After Trump’s tweet about the “Border WALL!” Hurtado had T-shirts made and distributed. They read, “It’s Not A Wall.”
The high volume of legal traffic does not mean that illegal border crossings do not happen here. The risk those migrants pose, however, and the characterization of the numbers who jump the fence is enormously overstated, Carrillo said.
The real danger, many here said, lies in drug trafficking conducted through sophisticated tunnel systems built by cartels.
During a drive through downtown Calexico, Victor Carrillo — Carrillo’s cousin and a former City Council member, mayor and county supervisor — pointed to a house where federal authorities found an expansive underground tunnel in 2016 that ran from the United States to Mexico. As he drove, Carrillo and a friend pointed to other areas where tunnels were found, where sink holes formed because of attempted burrowing and where the authorities suspect there could be new tunnels.
“They’re everywhere.

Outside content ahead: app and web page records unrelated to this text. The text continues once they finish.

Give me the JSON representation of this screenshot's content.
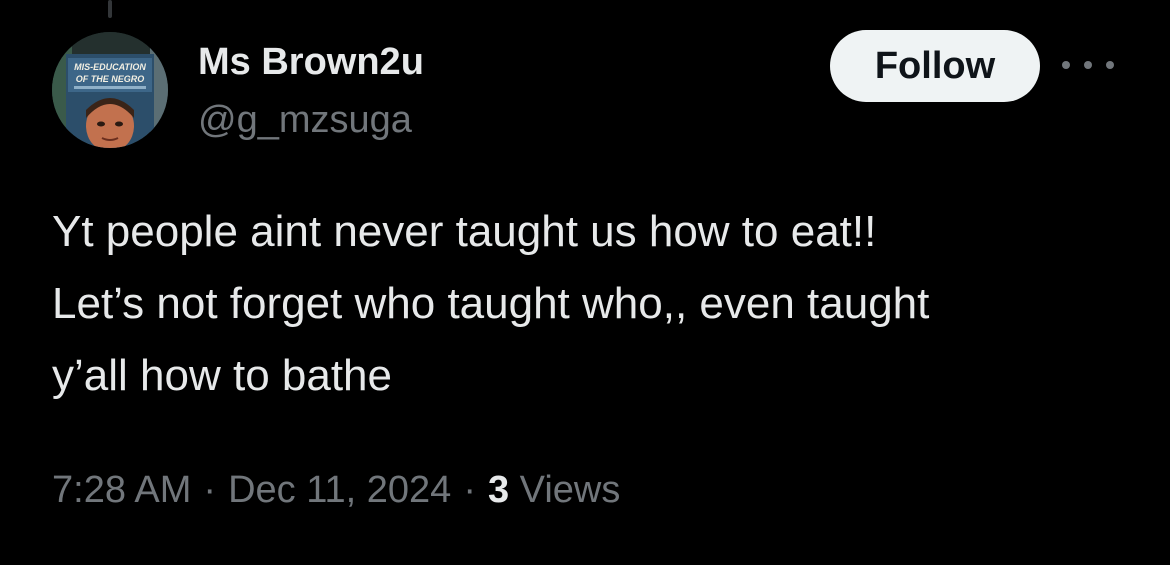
{
  "colors": {
    "background": "#000000",
    "primary_text": "#e7e9ea",
    "secondary_text": "#71767b",
    "follow_bg": "#eff3f4",
    "follow_text": "#0f1419"
  },
  "author": {
    "display_name": "Ms Brown2u",
    "handle": "@g_mzsuga",
    "avatar_text": {
      "line1": "MIS-EDUCATION",
      "line2": "OF THE NEGRO"
    }
  },
  "actions": {
    "follow_label": "Follow",
    "more_icon": "more-horizontal-icon"
  },
  "tweet": {
    "lines": [
      "Yt people aint never taught us how to eat!!",
      "Let’s not forget who taught who,, even taught",
      "y’all how to bathe"
    ]
  },
  "meta": {
    "time": "7:28 AM",
    "separator": "·",
    "date": "Dec 11, 2024",
    "views_count": "3",
    "views_label": "Views"
  }
}
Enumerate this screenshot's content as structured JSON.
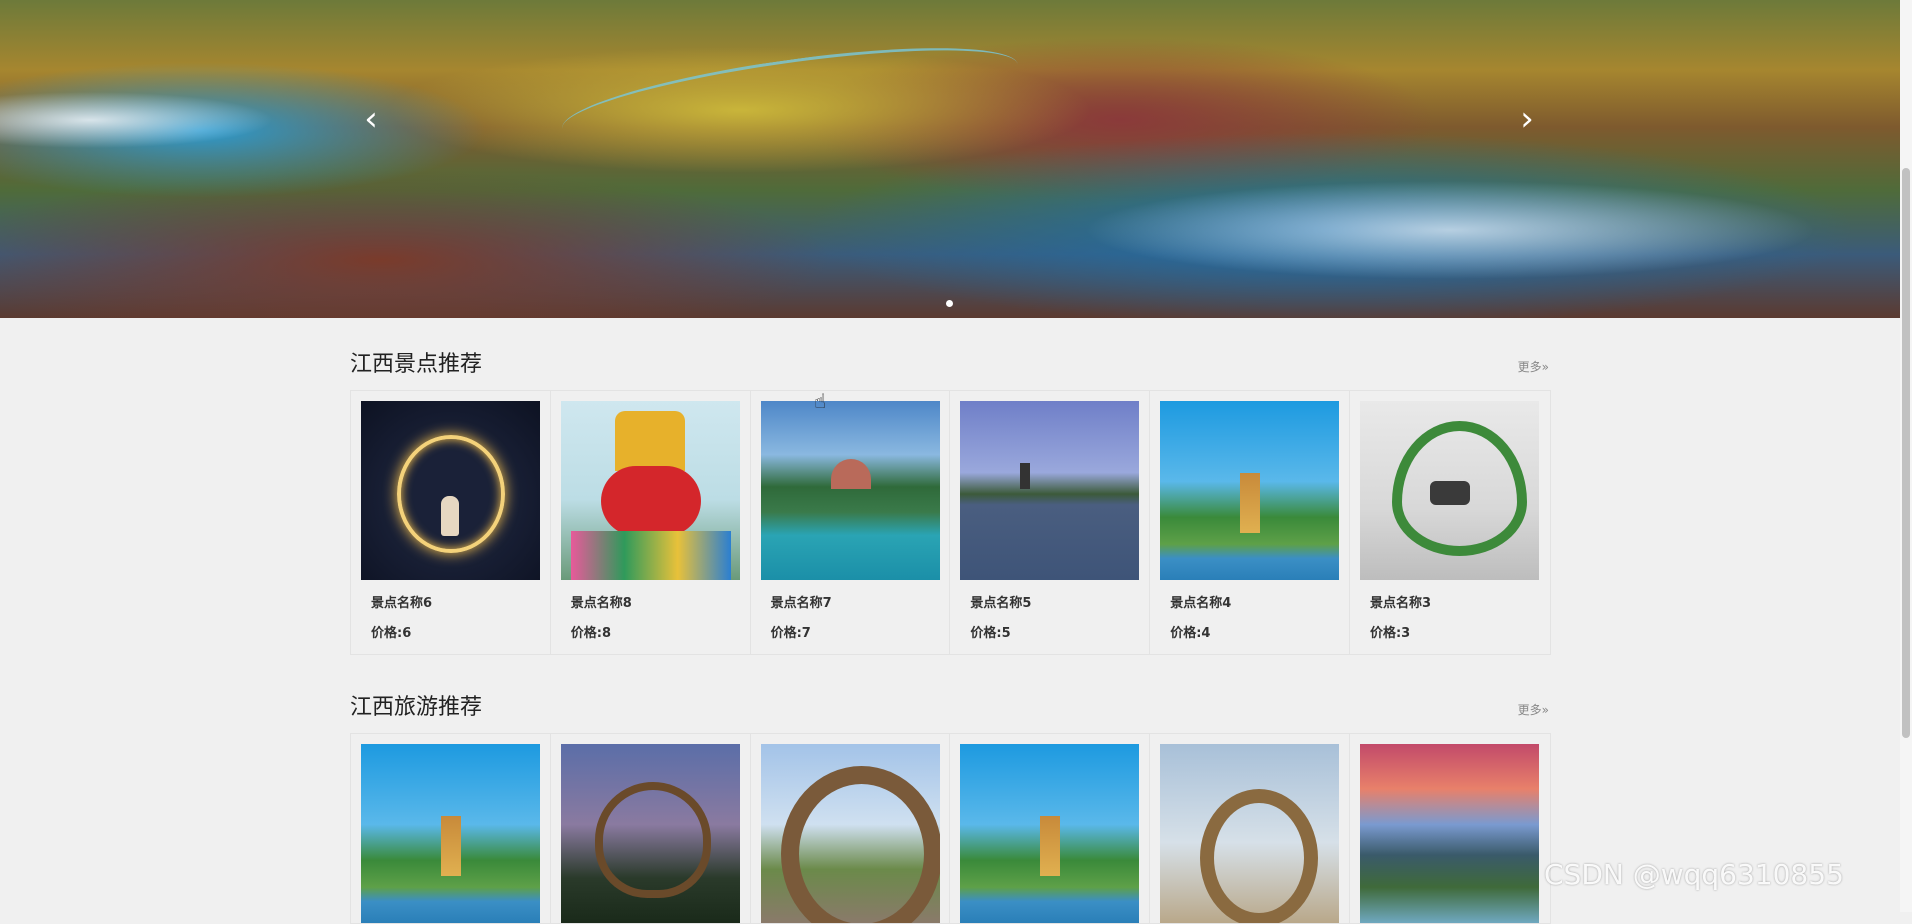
{
  "banner": {
    "prev_icon": "chevron-left-icon",
    "next_icon": "chevron-right-icon",
    "prev_glyph": "‹",
    "next_glyph": "›",
    "slide_count_shown": 1
  },
  "sections": [
    {
      "title": "江西景点推荐",
      "more_label": "更多»",
      "items": [
        {
          "name": "景点名称6",
          "price": "价格:6"
        },
        {
          "name": "景点名称8",
          "price": "价格:8"
        },
        {
          "name": "景点名称7",
          "price": "价格:7"
        },
        {
          "name": "景点名称5",
          "price": "价格:5"
        },
        {
          "name": "景点名称4",
          "price": "价格:4"
        },
        {
          "name": "景点名称3",
          "price": "价格:3"
        }
      ]
    },
    {
      "title": "江西旅游推荐",
      "more_label": "更多»",
      "items": [
        {
          "name": "",
          "price": ""
        },
        {
          "name": "",
          "price": ""
        },
        {
          "name": "",
          "price": ""
        },
        {
          "name": "",
          "price": ""
        },
        {
          "name": "",
          "price": ""
        },
        {
          "name": "",
          "price": ""
        }
      ]
    }
  ],
  "watermark": "CSDN @wqq6310855"
}
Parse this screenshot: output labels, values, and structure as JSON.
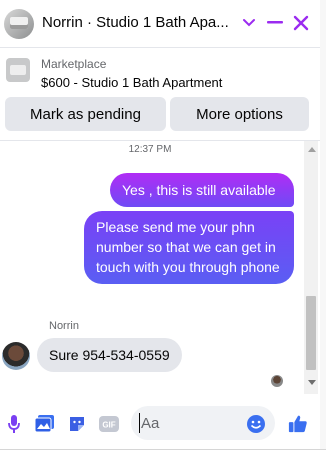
{
  "header": {
    "title": "Norrin · Studio 1 Bath Apa...",
    "accent": "#9b2bf0"
  },
  "marketplace": {
    "label": "Marketplace",
    "item": "$600 - Studio 1 Bath Apartment",
    "buttons": {
      "pending": "Mark as pending",
      "more": "More options"
    }
  },
  "chat": {
    "timestamp": "12:37 PM",
    "messages": [
      {
        "from": "me",
        "text": "Yes , this is still available"
      },
      {
        "from": "me",
        "text": "Please send me your phn number so that we can get in touch with you through phone"
      },
      {
        "from": "Norrin",
        "sender_label": "Norrin",
        "text": "Sure 954-534-0559"
      }
    ]
  },
  "composer": {
    "placeholder": "Aa"
  },
  "icons": [
    "chevron-down-icon",
    "minimize-icon",
    "close-icon",
    "microphone-icon",
    "photo-icon",
    "sticker-icon",
    "gif-icon",
    "emoji-icon",
    "thumbs-up-icon"
  ]
}
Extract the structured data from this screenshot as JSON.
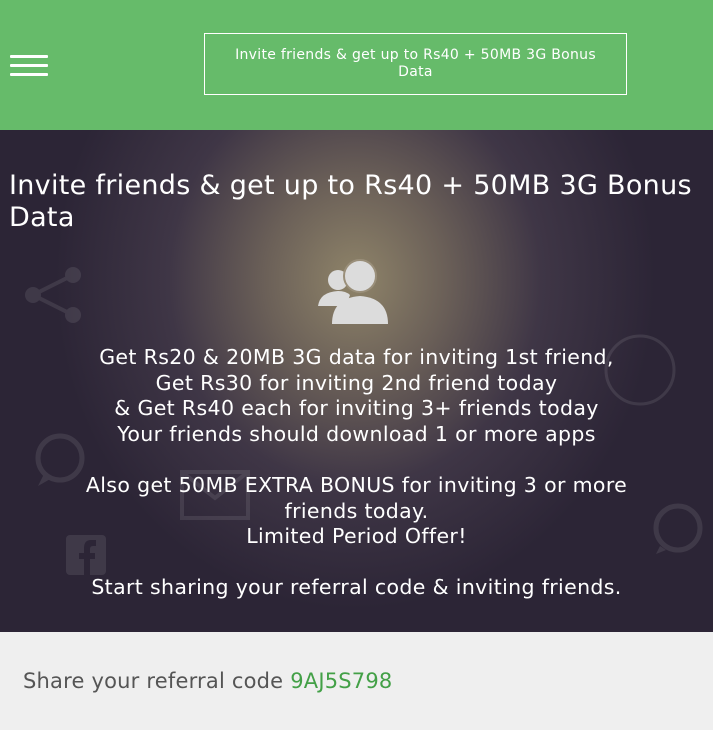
{
  "header": {
    "title_box": "Invite friends & get up to Rs40 + 50MB 3G Bonus Data"
  },
  "hero": {
    "heading": "Invite friends & get up to Rs40 + 50MB 3G Bonus Data",
    "lines": [
      "Get Rs20 & 20MB 3G data for inviting 1st friend,",
      "Get Rs30 for inviting 2nd friend today",
      "& Get Rs40 each for inviting 3+ friends today",
      "Your friends should download 1 or more apps",
      "",
      "Also get 50MB EXTRA BONUS for inviting 3 or more",
      "friends today.",
      "Limited Period Offer!",
      "",
      "Start sharing your referral code & inviting friends."
    ]
  },
  "share": {
    "label": "Share your referral code",
    "code": "9AJ5S798"
  },
  "colors": {
    "topbar": "#66bb6a",
    "code": "#43a047"
  }
}
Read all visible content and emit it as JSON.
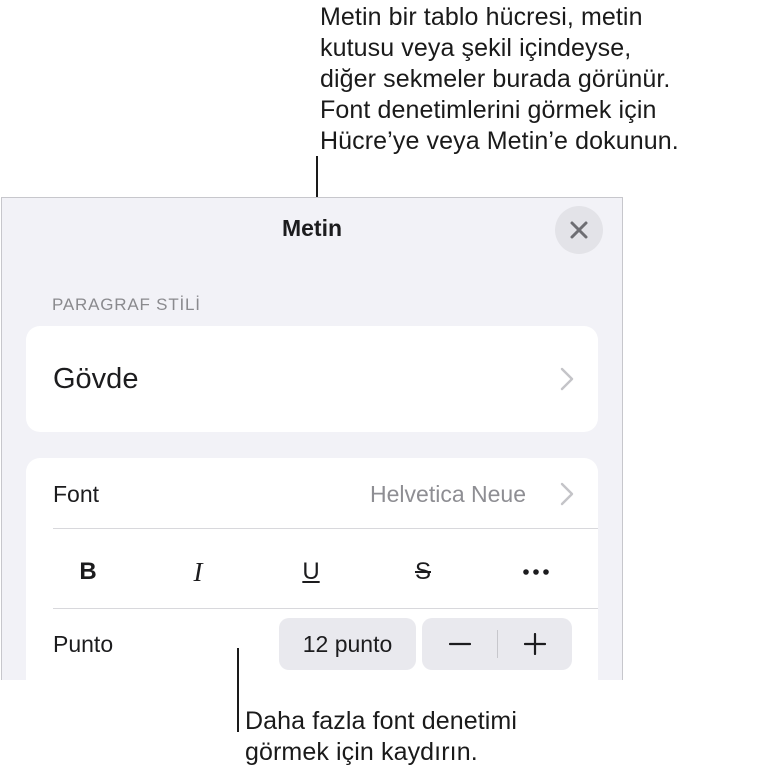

Every new apartment complex you see go up, you figure” there might be a tunnel there, Carrillo said.
A wall, he pointed out, does not even begin to address that problem.
The politics of the Imperial Valley are generally not with the president. The county gave Hillary Clinton 68 percent of the vote in 2016 compared with 27 percent for Trump. The 51st Congressional District, which runs along the southern border from the Arizona border to San Diego, supported the incumbent Democrat, Rep. Juan Vargas, with 71 percent of the vote versus 29 percent for his Republican challenger. Eighty-four percent of Imperial County residents are Latino, according to 2018 data by the U.S. Census Bureau.
That is not to say that there are not people here and in the broader Imperial Valley, which is a large agricultural region, who support the president’s policies. But in Calexico, it seems, few like to speak about it publicly. And even some of those who lean conservative have reservations about the president’s talk on immigration.
John Renison, 70, an Army veteran and longtime Calexico resident who is a former City Council member and county supervisor, began his political career here in the 1990s as a Republican but is reluctant to identify with either party today. But he said the barbed wire running through Calexico is a distasteful statement, as is, he said, the president’s general rhetoric about immigration.
“We do not have a crisis on the border. We are not in fear of being invaded like he said,” Renison said. “What’s really laughable is you think you’re going to stop illegal immigration by constructing walls and fences.”